rlin. On the 29th the reserve artillery crossed and encamped near Lovettsville. Stoneman's division, temporarily attached to the 9th corps, occupied Leesburg; Averill's cavalry brigade moved towards Berlin from Hagerstown; two divisions of the 9th corps moved to Wheatland, and one to Waterford. The 2d corps commenced the passa 6th corps crossed the Potomac and encamped near Wheatland; the 9th corps advanced to Bloomfield, Union, and Philomont. Pleasonton drove the enemy out of Union. Averill was ordered to join Pleasonton. The enemy offered no serious resistance to the occupation of Snicker's Gap, but advanced to gain possession of it with a column o to the Aldie pike, east of Upperville; the 9th corps beyond the Manassas Railroad, between Piedmont and Salem, with a brigade at Manassas Gap. The cavalry under Averill had a skirmish at Manassas Gap, and the brigade of Pleasonton gained a handsome victory over superior numbers at Barber's cross-roads. Bayard's cavalry had some
me across Jeb Stuart and thrashed him badly. Jeb outnumbered him two to one, but was well whipped; there were some very pretty charges made. . . . Nov. 6, 1 P. M., camp near Rectortown. . . . The army still advances, but the machine is so huge and complicated that it is slow in its motions. Nov. 7, 2 P. M. . . . Sumner returned last night. Howard returned this morning. I go to Warrenton to-morrow. Reynolds is there now, Burnside at Waterloo, Bayard in front. Pleasonton and Averill are trying to catch Jeb Stuart again near Flint Hills. Couch is here, and moves to-morrow towards Warrenton. Porter and Franklin are at White Plains. Porter moves to-morrow to New Baltimore, thence next day to Warrenton. Franklin moves day after to-morrow to New Baltimore. Sigel will remain at Thoroughfare Gap and the vicinity. The Manassas Gap road is in such bad order that we cannot depend upon it thus far up for supplies. Gainesville will be the depot until the Orange and Alexandr

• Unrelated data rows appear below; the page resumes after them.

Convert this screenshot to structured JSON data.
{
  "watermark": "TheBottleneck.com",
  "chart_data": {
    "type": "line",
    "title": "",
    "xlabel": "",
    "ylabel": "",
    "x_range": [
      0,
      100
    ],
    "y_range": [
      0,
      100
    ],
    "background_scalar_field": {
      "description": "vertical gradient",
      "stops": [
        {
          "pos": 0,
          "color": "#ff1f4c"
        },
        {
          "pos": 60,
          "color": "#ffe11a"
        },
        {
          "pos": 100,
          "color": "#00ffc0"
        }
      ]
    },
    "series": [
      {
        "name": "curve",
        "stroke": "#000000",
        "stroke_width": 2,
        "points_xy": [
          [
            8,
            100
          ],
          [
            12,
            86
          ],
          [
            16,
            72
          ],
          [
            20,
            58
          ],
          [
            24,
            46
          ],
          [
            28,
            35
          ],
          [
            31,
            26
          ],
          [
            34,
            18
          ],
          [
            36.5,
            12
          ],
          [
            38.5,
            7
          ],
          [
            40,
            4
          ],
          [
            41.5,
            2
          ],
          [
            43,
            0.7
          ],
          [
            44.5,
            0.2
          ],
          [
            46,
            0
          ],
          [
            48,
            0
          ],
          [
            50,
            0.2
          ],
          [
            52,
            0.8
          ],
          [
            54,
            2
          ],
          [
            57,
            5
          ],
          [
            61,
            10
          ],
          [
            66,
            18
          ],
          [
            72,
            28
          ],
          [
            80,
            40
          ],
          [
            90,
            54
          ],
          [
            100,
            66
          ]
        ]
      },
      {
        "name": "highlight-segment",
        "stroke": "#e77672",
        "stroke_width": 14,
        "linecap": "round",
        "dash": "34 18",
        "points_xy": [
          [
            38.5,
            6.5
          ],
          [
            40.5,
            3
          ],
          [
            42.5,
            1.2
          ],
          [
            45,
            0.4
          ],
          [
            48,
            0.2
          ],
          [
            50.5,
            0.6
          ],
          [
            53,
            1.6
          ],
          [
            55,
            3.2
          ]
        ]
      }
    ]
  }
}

1, 493. 494-505. With Pope, 508-547 ; Fairfax C. H., 518, 519, 526. Maryland campaign : exhausted, 551 ; Crampton's Gap, 558-565; South Mountain, 572-583 ; Antietam, 584-613 ; material needed, 629-640, Ingalls's, Meigs's, and Myers's reports 633, 636, 637. Army of Virginia, 552, Army corps, formation, 222, 342. Army organization : infantry, 108 ; artillery, 108 ; cavalry, 109 ; engineers, 110: staff, 110-112. Aspinwall, W. H., 451, 655. Astor. Jr., Col. J. J., 123. 251. Averill, Gen. W. W., at Washington, 222. In Peninsula, 239 ; Yorktown, 260 ; Williamsburg, 339 ; Malvern. 438; White Oak Swamp, 494. In Maryland campaign, 647, 659. Ayres, Capt., 301, 430. Babcock, Lieut. O. E., 124. Bache, Prof., 87, 125, 177, 280. Bailey, Col. G., 380. Baker, Col., 81 ; at Ball's Bluff, 171, 183-187, death 185, 190. Ball's Bluff, Va., battle of, 181-190. Balt. and O. R. R., 50, 102, 190-192. Banks, Gen. N., in Shenandoah Valley, 73, 74, 76, 78, 79, 81, 88, 94, 106, 1